With Cleveland Cavaliers head coach Byron Scott attempting to find the right combination of players and the schedule only getting increasingly more difficult in the coming weeks, what was once a dream is slowly becoming a delusion. On the tails of a reeling and aging Boston Celtics team prior to the All-Star break, the Wine and Gold have now dropped six straight games — a season-long losing streak — with the Denver Nuggets, Oklahoma City Thunder and Houston Rockets (a combined winning percentage of 63.4) looking to extend the skid even further.
Where fourth-quarter runs-turned-comeback wins have provided jubilant narrative and time-killing water cooler discussions, the recent trend of falling behind early and falling just short as the clock strikes all zeros is starting to draw the ire of Scott, who, for the first time this season, is starting to question his team’s desire to win games at all costs.
“We played really hard for about six to seven minutes,” said a still-suited Scott following the game. “I thought the beginning of the game, we were just so-so. The second quarter was even worse. The third quarter was okay. I thought the last five to six minutes of the game, we played with what I call a sense of urgency, which I talked to them about at halftime, but that’s not good enough.”
In Saturday’s loss to the woeful Washington Wizards, it was a product of unproductive — and somewhat detrimental — bench play. Two days later, it was all-around lethargy coupled with a physical opposition in the Utah Jazz. Multiple possessions by the otherwise terrible road team resulted in two, if not three, shot attempts. The Jazz reigned in 13 offensive rebounds on the night and destroyed the Anderson Varejaoless unit to the tune of 46-30. Recently replacing center Semih Erden with Ryan Hollins, Scott is running out of options while clinging to the hope that his team will start to feel the same sense of frustration-fueled anger as he.

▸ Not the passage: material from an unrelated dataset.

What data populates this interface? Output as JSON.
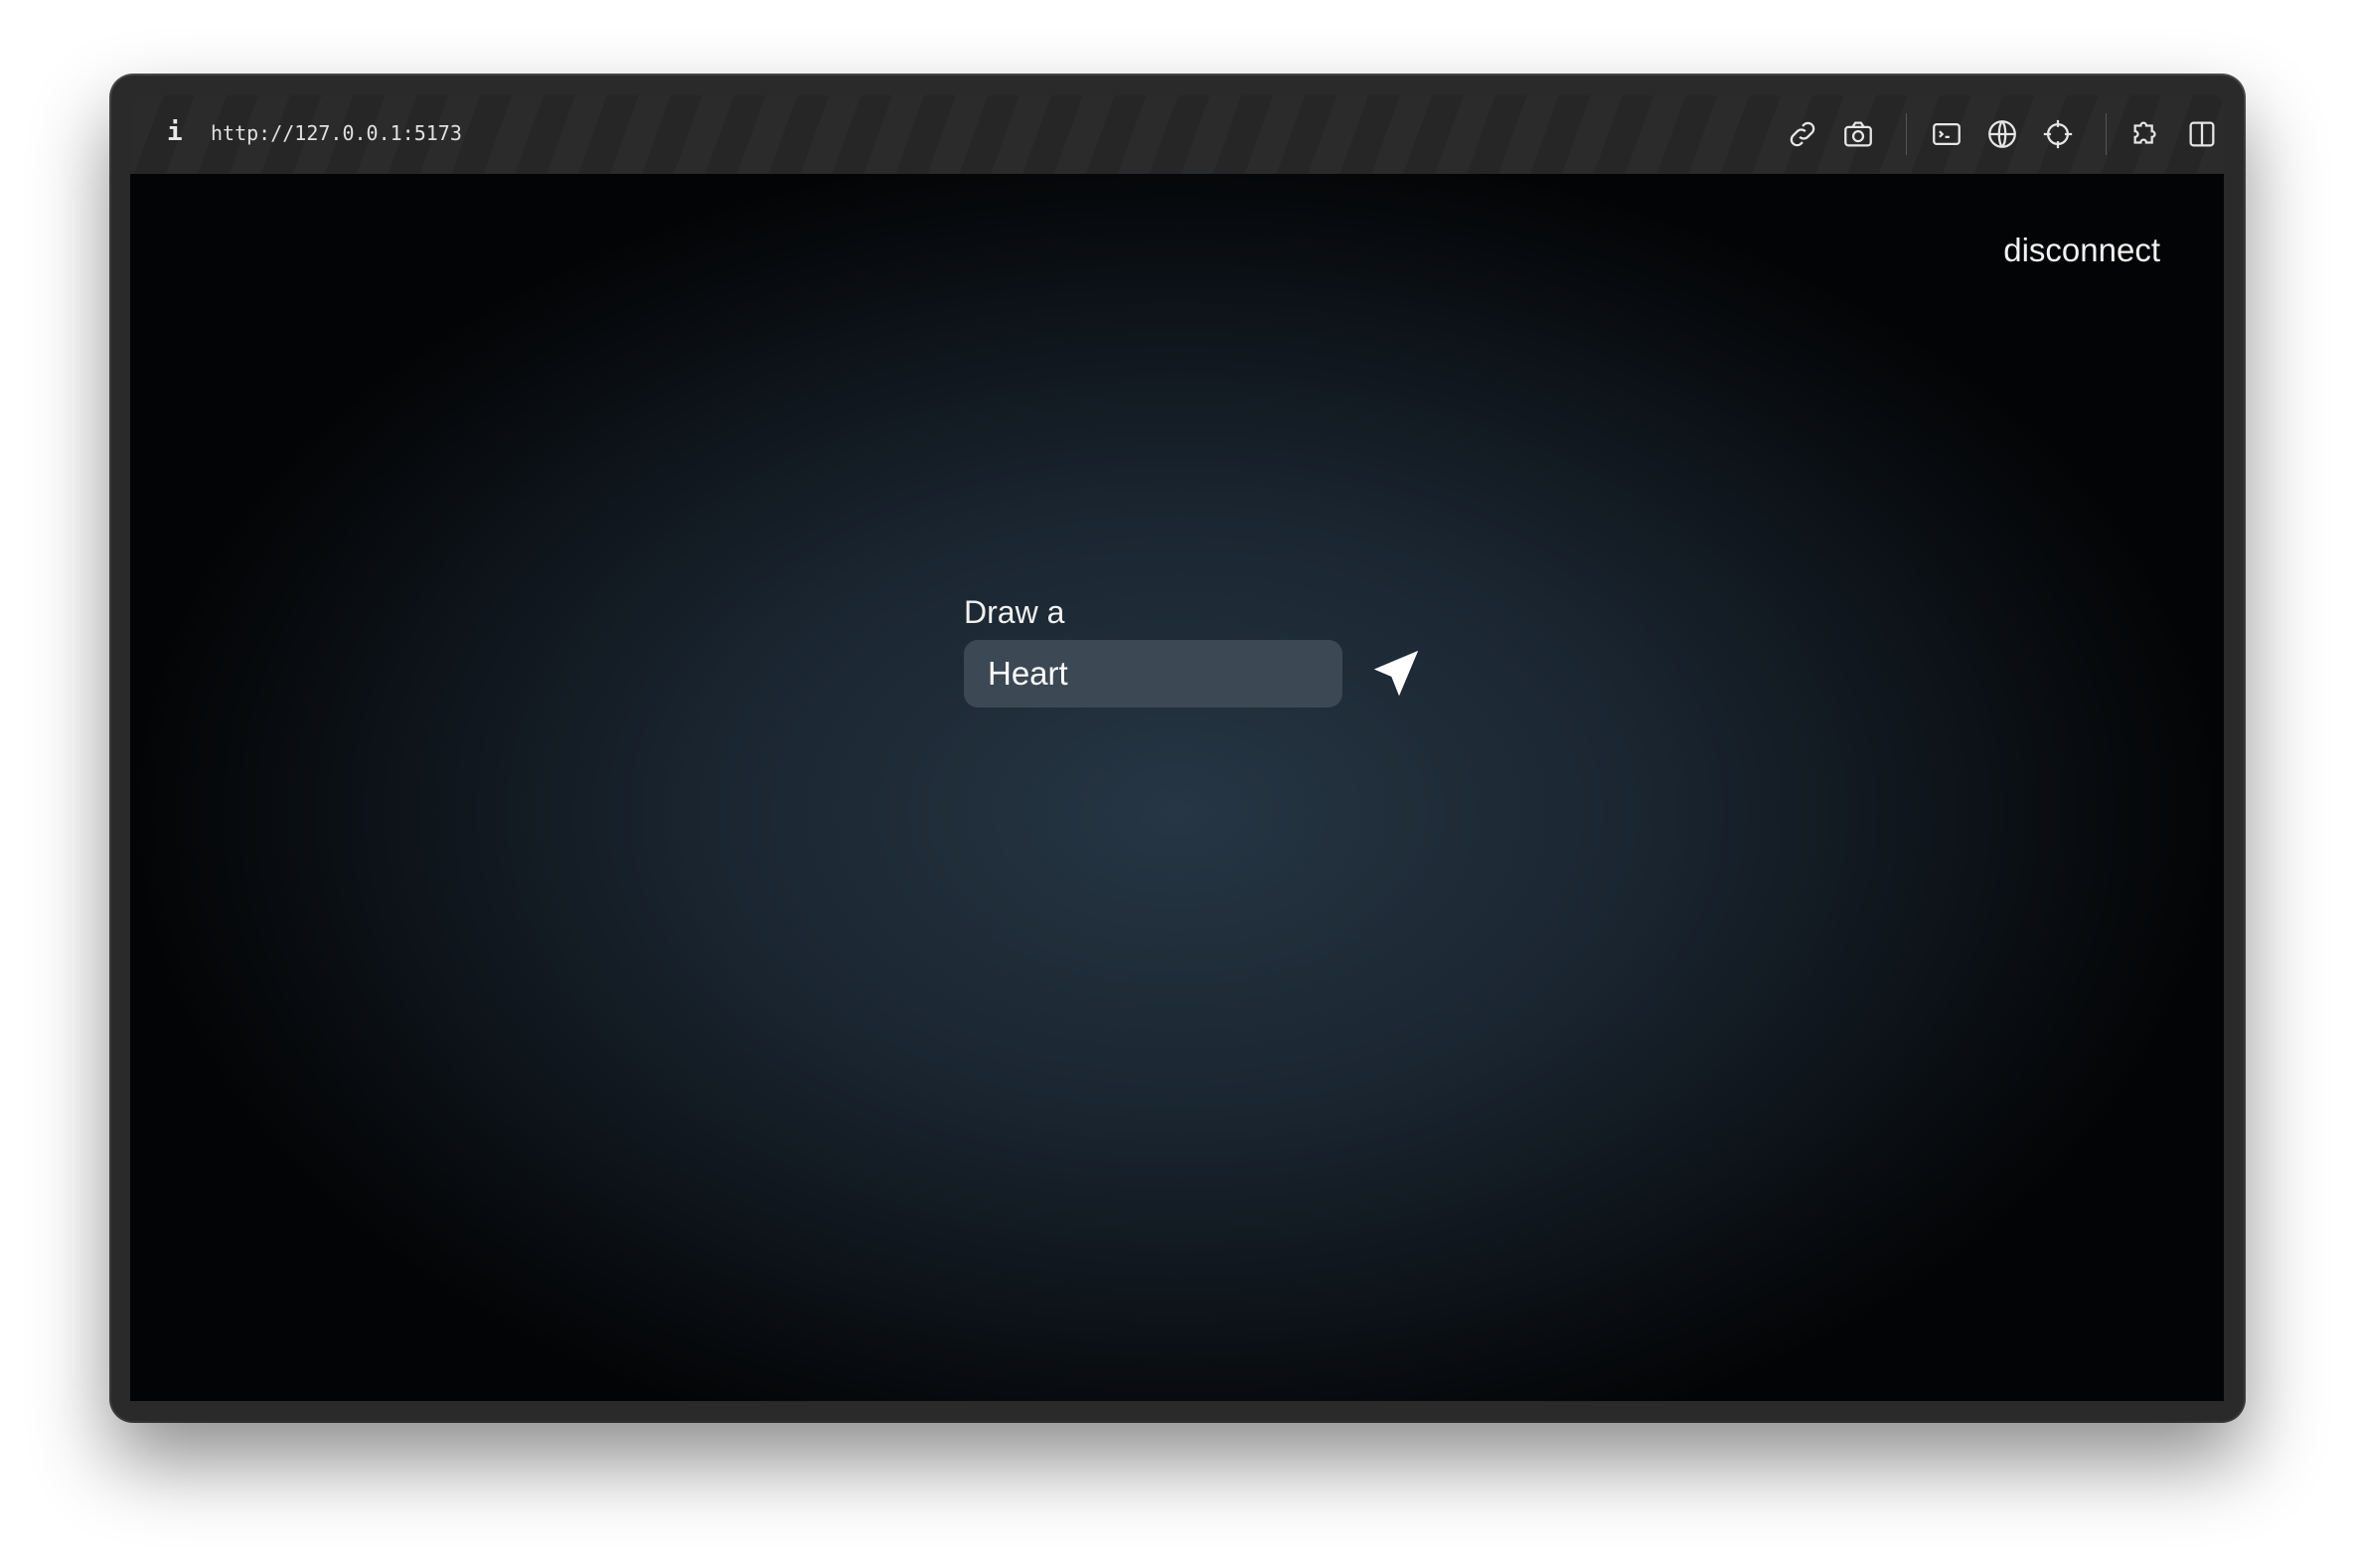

Rookie point guard Kyrie Irving started slow, potentially still working his way back from a bout of influenza which snuck up on him like a ninja post-Rising Stars MVP, taking only six shots in the first half, making nary a one. He would later admit that he was a bit down on himself early after missing a lay-up in which teammate Alonzo Gee would set him up perfectly. Following a candid and likely animated halftime speech from Scott, Irving and the Cavaliers seemed to turn it on — the first-overall pick would finish with 22 points on 10-of-19 shooting — but it was just too little, too late.
Irving and Thompson would later say that they were “pissed off” about the outcome. Veteran guard Daniel Gibson would say that he — along with veterans Anthony Parker and Antawn Jamison — need to “light a fire” under his teammates. Over the six-game losing streak, averaging 27 minutes as a reserve, Gibson is shooting 27 percent (10-for-37) from the floor.
With the trade deadline nine days away, they are still in a position to contend for one of the final seeds in the Eastern Conference. Slotted tenth in the East, the Cavaliers (13-23) could also very well be tied with — or behind — the Toronto Raptors (12-26) when the two teams square off in seven days. The byproduct of lackadaisical, going-through-the-motion-type play coupled with the upcoming slate of opposing teams, the Cavs may soon wind up with the postseason rug pulled out from under their high-tops, landing shoulder-first into a sea of ping-pong balls.
(AP Photo/Amy Sancetta)